    :grin: :grin:

    But yeah, I don't know that my bike even HOLDS 2 litres of oil :LOL:
  15. The crankcase is the aluminium main housing for the bottom part of the engine, and is usually attached to the bottom of the frame, at the front and the rear of the engine.

    The cylinders sit on top of the crankcase, the cylinder heads (which have the exhausts connected at the front and the carbs connected at the rear) sit on top of the cylinders.

    On one side of the crankcase you usually find the alternator, which in many japanese engines is immersed in the engine oil, which sits in the crankcase. The left cover on the Across will be either called the alternator cover, or a crankcase cover (because it also covers the end of the crankcase). It is not the crankcase itself which is damaged (better not be!) but the crankcase/alternator cover.

    The OP possibly won't need a gasket for the alternator cover because many of them are made of a rubber type material which is frequently reusable. But this one might not be...

    The clutch is on the right hand side of the bike, under the big bulge behind the cylinder on that side. The cable which operates the clutch release mechanism actually enters on the left side of the bike and pushes a rod which passes through the centre of the countershaft and continues right across to the clutch itself on the other side of the bike.

    This was a suzuki feature for many years...maybe they still use it. Most other bikes have the clutch cable enter the housing right at the clutch itself.

    And finally, the overwhelming majority of bikes use the same oil for engine, clutch and gearbox, because they are in the same housing.
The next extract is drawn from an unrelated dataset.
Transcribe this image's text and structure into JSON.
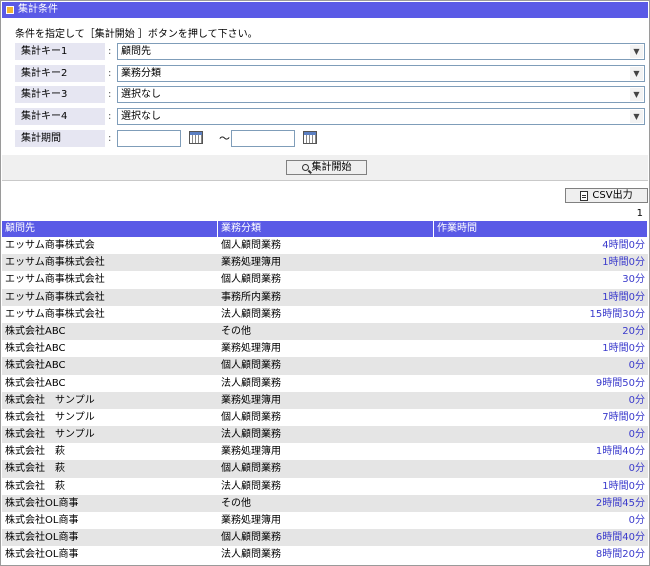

This means you should frequently change oil, at 5,000 km intervals at the most, to avoid too much contamination of the engine oil.


    Trevor G

    PS Generator originally described a device which produced DC current, while alternator described a device which produced AC. I know at least one of the J makers calls the alternator a generator, but that is not an important issue as long as it keeps charging the battery!
  16. Most likely.
  17. If the OP wasn't exaggerating the spilled 2 litres of oil, there won't be much left in there to piss out :shock: .[/quote]

    Yeh i know it would of spilled out all of its oil basically, i meant if the bike wasn't damaged and you removed that part of the bike then out comes ur oil.

    On my bike i looked in the parts catalogue and says Crankcase.
  18. Guys thanks for all your help, really appreciate it!

    2 Litres was an estimation but I think a fairly accurate one. I have since drained out what little oil was left, ready to remove the part and replace it.

    TrevorG, thanks for the in-depth explanation, looks like it is definitely the alternator/generator/crankcase cover then, I will ring up a couple of wreckers at lunch today or call suzuki if need be.

    Will let you know how I go.

    Any suggestions of wreckers that would carry Across parts? The couple of bike wreckers in Hobart were no use to me last time...
  19. Yeh i know it would of spilled out all of its oil basically, i meant if the bike wasn't damaged and you removed that part of the bike then out comes ur oil.

    On my bike i looked in the parts catalogue and says Crankcase.[/quote]

    look OP just go to suzuki, and tell them its that round cover on the l/h side that sticks out, think its the generator cover that says suzuki on it, they will cross reference it on their computer and know what your talking about and give you a quote

    youve probably already done that, im sure there is a suzuki dealer in your neck of the woods try this
    2 Florence Street,

    Moonah, TAS 7009

    Ph (03) 6228 6626

    Fax (03) 6228 3669
  20. Tomcatalex's suggestion isn't bad. Take careful note of which bit of your bike is damaged and go to your dealer. If you ask the spares bod nicely, you may be able to get a look at the microfiche yourself (do they still use microfiche spares books? Or am I really, really out of date :? ?), and point to the bit you need.

    And, veering OT in the finest NR tradition, I was always taught that a generator is a device which generates electricity. Thus both alternators and dynamos are subcategories of the more general term generator.

    And no, I don't think there's been a vehicle made for at least a couple of decades, even in the third world, which employs a dynamo.